What to produce >>
Restate the listing below with no word altered.

________________________

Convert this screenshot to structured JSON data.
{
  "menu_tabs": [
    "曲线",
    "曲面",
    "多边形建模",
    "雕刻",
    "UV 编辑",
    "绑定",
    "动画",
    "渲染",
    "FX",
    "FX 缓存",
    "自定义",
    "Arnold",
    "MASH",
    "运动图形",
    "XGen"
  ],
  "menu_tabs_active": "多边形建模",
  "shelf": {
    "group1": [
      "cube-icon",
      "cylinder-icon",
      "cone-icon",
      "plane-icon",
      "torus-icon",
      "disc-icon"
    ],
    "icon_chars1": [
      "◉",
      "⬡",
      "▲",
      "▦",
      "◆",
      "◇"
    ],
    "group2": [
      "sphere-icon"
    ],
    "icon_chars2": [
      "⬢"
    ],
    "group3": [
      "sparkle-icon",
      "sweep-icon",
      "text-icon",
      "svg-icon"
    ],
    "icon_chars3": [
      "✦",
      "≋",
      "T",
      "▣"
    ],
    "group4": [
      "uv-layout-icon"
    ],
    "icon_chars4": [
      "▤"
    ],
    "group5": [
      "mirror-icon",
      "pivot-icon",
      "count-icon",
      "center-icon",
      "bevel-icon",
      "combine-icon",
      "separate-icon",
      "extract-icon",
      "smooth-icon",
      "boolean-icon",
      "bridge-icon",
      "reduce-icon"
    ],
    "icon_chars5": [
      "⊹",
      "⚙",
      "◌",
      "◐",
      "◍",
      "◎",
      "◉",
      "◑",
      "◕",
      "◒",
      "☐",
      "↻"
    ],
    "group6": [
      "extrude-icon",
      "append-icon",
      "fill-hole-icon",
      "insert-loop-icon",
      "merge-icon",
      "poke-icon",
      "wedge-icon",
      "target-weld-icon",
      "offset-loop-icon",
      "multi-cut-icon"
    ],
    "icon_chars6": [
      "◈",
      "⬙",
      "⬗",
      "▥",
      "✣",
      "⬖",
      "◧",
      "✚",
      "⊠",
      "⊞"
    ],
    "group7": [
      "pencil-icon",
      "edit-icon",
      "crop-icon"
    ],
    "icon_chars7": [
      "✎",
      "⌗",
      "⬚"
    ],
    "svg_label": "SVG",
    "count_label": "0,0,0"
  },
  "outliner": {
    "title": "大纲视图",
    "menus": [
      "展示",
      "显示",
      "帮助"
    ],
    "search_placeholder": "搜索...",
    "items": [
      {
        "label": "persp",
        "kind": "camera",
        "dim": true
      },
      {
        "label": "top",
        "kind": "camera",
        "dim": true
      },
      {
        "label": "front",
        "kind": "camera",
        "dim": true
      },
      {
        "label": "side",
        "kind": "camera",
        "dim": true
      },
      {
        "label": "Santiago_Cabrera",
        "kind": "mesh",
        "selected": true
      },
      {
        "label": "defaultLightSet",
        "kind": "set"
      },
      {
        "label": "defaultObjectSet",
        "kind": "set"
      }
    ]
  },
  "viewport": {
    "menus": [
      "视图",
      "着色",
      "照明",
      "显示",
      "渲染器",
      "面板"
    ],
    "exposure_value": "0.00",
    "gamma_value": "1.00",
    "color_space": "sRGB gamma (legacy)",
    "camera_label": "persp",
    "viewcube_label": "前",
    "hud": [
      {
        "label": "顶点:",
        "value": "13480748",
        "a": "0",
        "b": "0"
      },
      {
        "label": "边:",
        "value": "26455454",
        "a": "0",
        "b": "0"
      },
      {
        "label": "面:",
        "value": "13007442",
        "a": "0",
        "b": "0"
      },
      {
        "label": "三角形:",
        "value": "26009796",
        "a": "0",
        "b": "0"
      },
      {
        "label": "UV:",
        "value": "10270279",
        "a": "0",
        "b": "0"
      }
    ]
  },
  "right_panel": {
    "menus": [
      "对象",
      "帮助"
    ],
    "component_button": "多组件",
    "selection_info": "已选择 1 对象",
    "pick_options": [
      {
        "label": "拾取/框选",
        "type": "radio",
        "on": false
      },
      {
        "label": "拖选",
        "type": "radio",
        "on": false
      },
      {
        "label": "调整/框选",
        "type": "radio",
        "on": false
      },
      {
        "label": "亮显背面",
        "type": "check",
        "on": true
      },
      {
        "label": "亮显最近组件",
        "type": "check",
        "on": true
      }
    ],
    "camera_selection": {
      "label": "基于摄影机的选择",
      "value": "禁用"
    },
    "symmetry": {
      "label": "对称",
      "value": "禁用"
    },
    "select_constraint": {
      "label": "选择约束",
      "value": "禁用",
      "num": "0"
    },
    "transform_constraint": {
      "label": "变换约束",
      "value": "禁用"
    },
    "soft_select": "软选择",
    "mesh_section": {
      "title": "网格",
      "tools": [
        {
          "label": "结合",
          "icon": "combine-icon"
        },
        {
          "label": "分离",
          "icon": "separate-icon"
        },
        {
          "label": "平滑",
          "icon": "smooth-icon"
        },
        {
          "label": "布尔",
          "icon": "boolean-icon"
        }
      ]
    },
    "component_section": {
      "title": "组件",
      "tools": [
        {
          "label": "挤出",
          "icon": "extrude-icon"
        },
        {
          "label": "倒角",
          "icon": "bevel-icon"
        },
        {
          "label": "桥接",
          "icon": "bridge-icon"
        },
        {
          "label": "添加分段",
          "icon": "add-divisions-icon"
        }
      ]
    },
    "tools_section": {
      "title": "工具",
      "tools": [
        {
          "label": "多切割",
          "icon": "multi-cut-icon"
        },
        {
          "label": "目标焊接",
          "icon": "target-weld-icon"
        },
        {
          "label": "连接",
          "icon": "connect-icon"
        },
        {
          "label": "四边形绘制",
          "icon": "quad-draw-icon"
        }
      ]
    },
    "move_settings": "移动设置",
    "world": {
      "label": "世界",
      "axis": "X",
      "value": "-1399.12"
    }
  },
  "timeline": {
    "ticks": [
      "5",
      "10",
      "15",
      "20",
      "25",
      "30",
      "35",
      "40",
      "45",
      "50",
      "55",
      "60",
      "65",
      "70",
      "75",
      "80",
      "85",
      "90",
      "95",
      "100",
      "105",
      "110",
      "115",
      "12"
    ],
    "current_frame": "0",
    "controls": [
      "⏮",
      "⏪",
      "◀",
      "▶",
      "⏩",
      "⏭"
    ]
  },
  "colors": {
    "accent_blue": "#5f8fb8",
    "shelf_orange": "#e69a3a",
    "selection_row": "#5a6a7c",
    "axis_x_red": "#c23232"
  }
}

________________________

Result for this task >>
Convert this screenshot to structured JSON data.
{
  "menu_tabs": [
    "曲线",
    "曲面",
    "多边形建模",
    "雕刻",
    "UV 编辑",
    "绑定",
    "动画",
    "渲染",
    "FX",
    "FX 缓存",
    "自定义",
    "Arnold",
    "MASH",
    "运动图形",
    "XGen"
  ],
  "menu_tabs_active": "多边形建模",
  "shelf": {
    "group1": [
      "cube-icon",
      "cylinder-icon",
      "cone-icon",
      "plane-icon",
      "torus-icon",
      "disc-icon"
    ],
    "icon_chars1": [
      "◉",
      "⬡",
      "▲",
      "▦",
      "◆",
      "◇"
    ],
    "group2": [
      "sphere-icon"
    ],
    "icon_chars2": [
      "⬢"
    ],
    "group3": [
      "sparkle-icon",
      "sweep-icon",
      "text-icon",
      "svg-icon"
    ],
    "icon_chars3": [
      "✦",
      "≋",
      "T",
      "▣"
    ],
    "group4": [
      "uv-layout-icon"
    ],
    "icon_chars4": [
      "▤"
    ],
    "group5": [
      "mirror-icon",
      "pivot-icon",
      "count-icon",
      "center-icon",
      "bevel-icon",
      "combine-icon",
      "separate-icon",
      "extract-icon",
      "smooth-icon",
      "boolean-icon",
      "bridge-icon",
      "reduce-icon"
    ],
    "icon_chars5": [
      "⊹",
      "⚙",
      "◌",
      "◐",
      "◍",
      "◎",
      "◉",
      "◑",
      "◕",
      "◒",
      "☐",
      "↻"
    ],
    "group6": [
      "extrude-icon",
      "append-icon",
      "fill-hole-icon",
      "insert-loop-icon",
      "merge-icon",
      "poke-icon",
      "wedge-icon",
      "target-weld-icon",
      "offset-loop-icon",
      "multi-cut-icon"
    ],
    "icon_chars6": [
      "◈",
      "⬙",
      "⬗",
      "▥",
      "✣",
      "⬖",
      "◧",
      "✚",
      "⊠",
      "⊞"
    ],
    "group7": [
      "pencil-icon",
      "edit-icon",
      "crop-icon"
    ],
    "icon_chars7": [
      "✎",
      "⌗",
      "⬚"
    ],
    "svg_label": "SVG",
    "count_label": "0,0,0"
  },
  "outliner": {
    "title": "大纲视图",
    "menus": [
      "展示",
      "显示",
      "帮助"
    ],
    "search_placeholder": "搜索...",
    "items": [
      {
        "label": "persp",
        "kind": "camera",
        "dim": true
      },
      {
        "label": "top",
        "kind": "camera",
        "dim": true
      },
      {
        "label": "front",
        "kind": "camera",
        "dim": true
      },
      {
        "label": "side",
        "kind": "camera",
        "dim": true
      },
      {
        "label": "Santiago_Cabrera",
        "kind": "mesh",
        "selected": true
      },
      {
        "label": "defaultLightSet",
        "kind": "set"
      },
      {
        "label": "defaultObjectSet",
        "kind": "set"
      }
    ]
  },
  "viewport": {
    "menus": [
      "视图",
      "着色",
      "照明",
      "显示",
      "渲染器",
      "面板"
    ],
    "exposure_value": "0.00",
    "gamma_value": "1.00",
    "color_space": "sRGB gamma (legacy)",
    "camera_label": "persp",
    "viewcube_label": "前",
    "hud": [
      {
        "label": "顶点:",
        "value": "13480748",
        "a": "0",
        "b": "0"
      },
      {
        "label": "边:",
        "value": "26455454",
        "a": "0",
        "b": "0"
      },
      {
        "label": "面:",
        "value": "13007442",
        "a": "0",
        "b": "0"
      },
      {
        "label": "三角形:",
        "value": "26009796",
        "a": "0",
        "b": "0"
      },
      {
        "label": "UV:",
        "value": "10270279",
        "a": "0",
        "b": "0"
      }
    ]
  },
  "right_panel": {
    "menus": [
      "对象",
      "帮助"
    ],
    "component_button": "多组件",
    "selection_info": "已选择 1 对象",
    "pick_options": [
      {
        "label": "拾取/框选",
        "type": "radio",
        "on": false
      },
      {
        "label": "拖选",
        "type": "radio",
        "on": false
      },
      {
        "label": "调整/框选",
        "type": "radio",
        "on": false
      },
      {
        "label": "亮显背面",
        "type": "check",
        "on": true
      },
      {
        "label": "亮显最近组件",
        "type": "check",
        "on": true
      }
    ],
    "camera_selection": {
      "label": "基于摄影机的选择",
      "value": "禁用"
    },
    "symmetry": {
      "label": "对称",
      "value": "禁用"
    },
    "select_constraint": {
      "label": "选择约束",
      "value": "禁用",
      "num": "0"
    },
    "transform_constraint": {
      "label": "变换约束",
      "value": "禁用"
    },
    "soft_select": "软选择",
    "mesh_section": {
      "title": "网格",
      "tools": [
        {
          "label": "结合",
          "icon": "combine-icon"
        },
        {
          "label": "分离",
          "icon": "separate-icon"
        },
        {
          "label": "平滑",
          "icon": "smooth-icon"
        },
        {
          "label": "布尔",
          "icon": "boolean-icon"
        }
      ]
    },
    "component_section": {
      "title": "组件",
      "tools": [
        {
          "label": "挤出",
          "icon": "extrude-icon"
        },
        {
          "label": "倒角",
          "icon": "bevel-icon"
        },
        {
          "label": "桥接",
          "icon": "bridge-icon"
        },
        {
          "label": "添加分段",
          "icon": "add-divisions-icon"
        }
      ]
    },
    "tools_section": {
      "title": "工具",
      "tools": [
        {
          "label": "多切割",
          "icon": "multi-cut-icon"
        },
        {
          "label": "目标焊接",
          "icon": "target-weld-icon"
        },
        {
          "label": "连接",
          "icon": "connect-icon"
        },
        {
          "label": "四边形绘制",
          "icon": "quad-draw-icon"
        }
      ]
    },
    "move_settings": "移动设置",
    "world": {
      "label": "世界",
      "axis": "X",
      "value": "-1399.12"
    }
  },
  "timeline": {
    "ticks": [
      "5",
      "10",
      "15",
      "20",
      "25",
      "30",
      "35",
      "40",
      "45",
      "50",
      "55",
      "60",
      "65",
      "70",
      "75",
      "80",
      "85",
      "90",
      "95",
      "100",
      "105",
      "110",
      "115",
      "12"
    ],
    "current_frame": "0",
    "controls": [
      "⏮",
      "⏪",
      "◀",
      "▶",
      "⏩",
      "⏭"
    ]
  },
  "colors": {
    "accent_blue": "#5f8fb8",
    "shelf_orange": "#e69a3a",
    "selection_row": "#5a6a7c",
    "axis_x_red": "#c23232"
  }
}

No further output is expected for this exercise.